In solar eclipse’s ‘path of totality,’ souvenir sales soar
Hotels have been sold out for years. Eclipse viewing glasses are back-ordered on Amazon. People are charging thousands for a onenight stay in their homes.
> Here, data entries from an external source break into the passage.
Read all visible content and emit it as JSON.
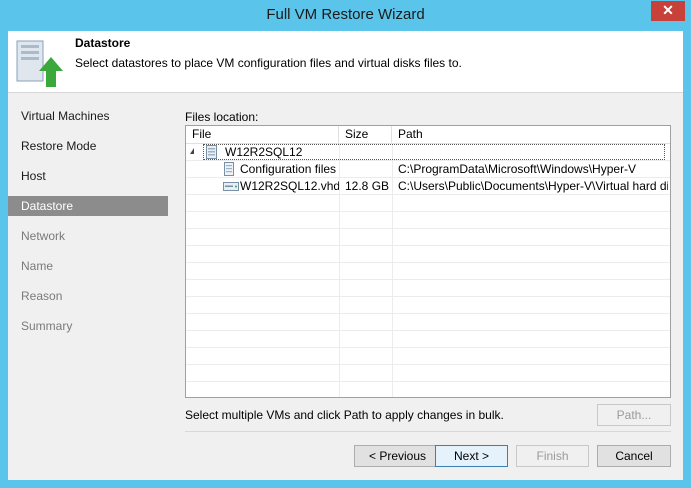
{
  "window": {
    "title": "Full VM Restore Wizard",
    "close_glyph": "✕"
  },
  "header": {
    "title": "Datastore",
    "subtitle": "Select datastores to place VM configuration files and virtual disks files to."
  },
  "nav": {
    "items": [
      {
        "label": "Virtual Machines",
        "state": "normal"
      },
      {
        "label": "Restore Mode",
        "state": "normal"
      },
      {
        "label": "Host",
        "state": "normal"
      },
      {
        "label": "Datastore",
        "state": "active"
      },
      {
        "label": "Network",
        "state": "disabled"
      },
      {
        "label": "Name",
        "state": "disabled"
      },
      {
        "label": "Reason",
        "state": "disabled"
      },
      {
        "label": "Summary",
        "state": "disabled"
      }
    ]
  },
  "files": {
    "label": "Files location:",
    "columns": {
      "file": "File",
      "size": "Size",
      "path": "Path"
    },
    "vm_name": "W12R2SQL12",
    "rows": [
      {
        "file": "Configuration files",
        "size": "",
        "path": "C:\\ProgramData\\Microsoft\\Windows\\Hyper-V",
        "icon": "document-icon"
      },
      {
        "file": "W12R2SQL12.vhdx",
        "size": "12.8 GB",
        "path": "C:\\Users\\Public\\Documents\\Hyper-V\\Virtual hard disks",
        "icon": "disk-icon"
      }
    ]
  },
  "hint": "Select multiple VMs and click Path to apply changes in bulk.",
  "buttons": {
    "path": "Path...",
    "previous": "< Previous",
    "next": "Next >",
    "finish": "Finish",
    "cancel": "Cancel"
  },
  "colors": {
    "titlebar": "#5bc4ea",
    "close": "#c7413a",
    "active_nav": "#8c8c8c",
    "arrow": "#3aa83a"
  }
}
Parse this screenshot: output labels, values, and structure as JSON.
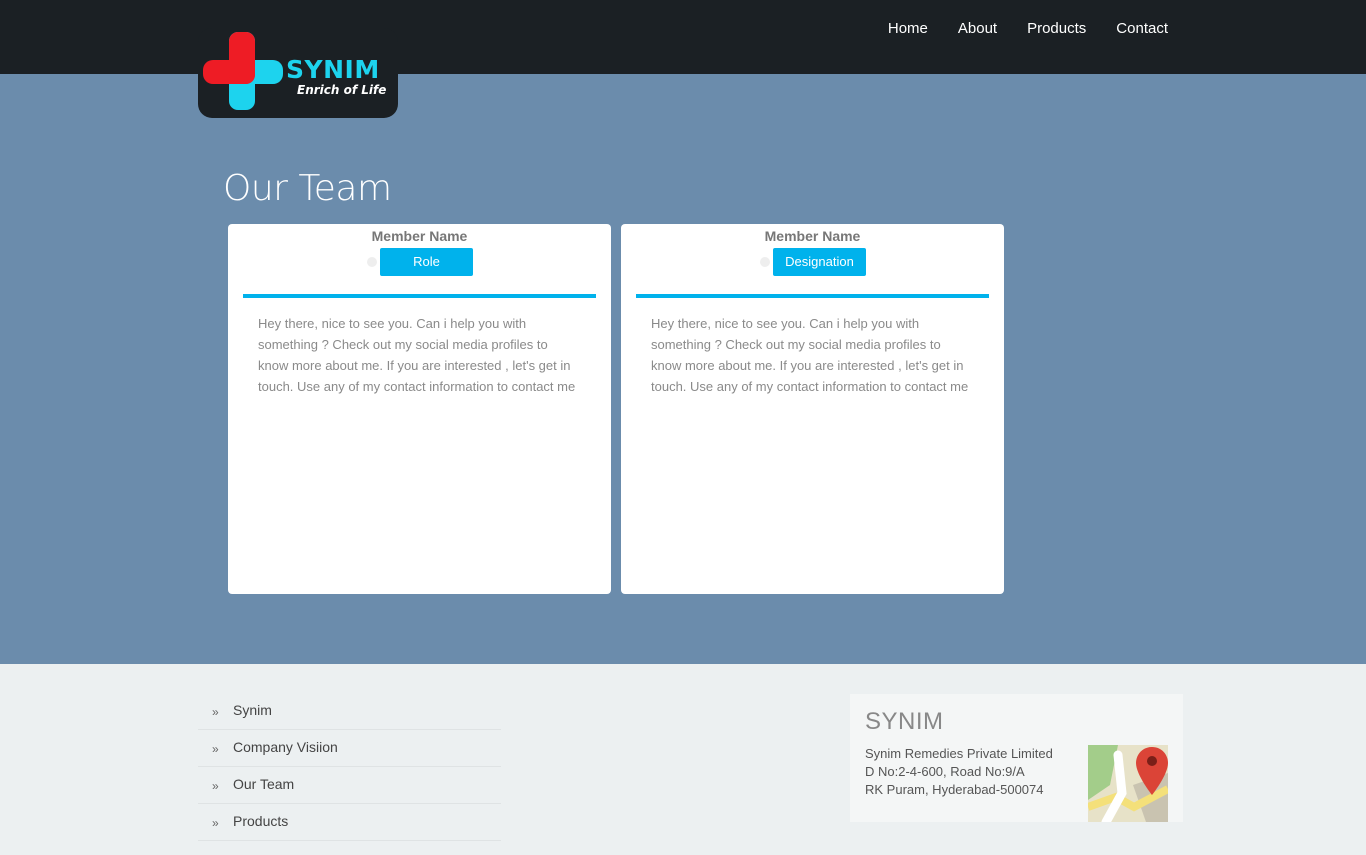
{
  "header": {
    "brand_name": "SYNIM",
    "tagline": "Enrich of Life",
    "nav": [
      "Home",
      "About",
      "Products",
      "Contact"
    ]
  },
  "main": {
    "title": "Our Team",
    "members": [
      {
        "name": "Member Name",
        "role": "Role",
        "bio": "Hey there, nice to see you. Can i help you with something ? Check out my social media profiles to know more about me. If you are interested , let's get in touch. Use any of my contact information to contact me"
      },
      {
        "name": "Member Name",
        "role": "Designation",
        "bio": "Hey there, nice to see you. Can i help you with something ? Check out my social media profiles to know more about me. If you are interested , let's get in touch. Use any of my contact information to contact me"
      }
    ]
  },
  "footer": {
    "links": [
      "Synim",
      "Company Visiion",
      "Our Team",
      "Products"
    ],
    "link_marker": "»",
    "contact": {
      "brand": "SYNIM",
      "address_lines": [
        "Synim Remedies Private Limited",
        "D No:2-4-600, Road No:9/A",
        "RK Puram, Hyderabad-500074"
      ]
    }
  },
  "colors": {
    "header_bg": "#1b2024",
    "page_bg": "#6b8cac",
    "accent": "#00b2ec",
    "logo_red": "#ee1c25",
    "logo_cyan": "#1dd3ee",
    "footer_bg": "#ecf0f1"
  },
  "icons": [
    "synim-cross-logo",
    "google-maps-icon",
    "chevron-double-right-icon"
  ]
}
There are T-shirts, mugs, books, iPhone cases, pillows and leggings.
The Great Solar Eclipse is coming, and there’s money to be made.
With more than 12 million people living in the so-called path of totality, and millions more travelling to see the historic Aug. 21 solar eclipse, companies and enterprising individuals sense opportunity.
“Of course people are taking advantage,” said Jaci Hill, who is helping her mother rent her Idaho Springs, Colo., home on Airbnb for $1,000 on the night before the eclipse. “It is definitely a situation of supply and demand.”
Economists say it is difficult to gauge how much revenue will be generated from the eclipse, because it is such a rare event — it’s the first total solar eclipse to traverse America in 99 years, and the first time the path of totality will eclipse only over the contiguous U.S.
Cities from coast to coast are expecting a windfall of business for hotels, restaurants, gas stations and retailers — even porta-potty rental companies.
Merchandise sales have been brisk on GreatAmericanEclipse.com, said Polly White, the website’s business manager.
There are $20 glow-in-the-dark “Occupy totality!” T-shirts, an $8.95 pack of temporary tattoos, a $6 embroidered patch and a $3 luggage tag. All prices US.
The eclipse market is not only limited to viewing glasses and apparel. Frey Vineyards in Redwood Valley, Calif. — which isn’t even in the path of totality — has released an Eclipse 3-Pack Special that includes a bottle of sparkling wine, a bottle of organic Zinf andel and a bottle of organic Chardonnay for $88.
“It is a tradition to pop a cork after an eclipse that goes well,” says Jonathan Frey said.
American Paper Optics pesident John Jerit looks at a display of solar eclipse glasses in Bartlett, Tenn. They’re ready for the Aug. 21 eclipse.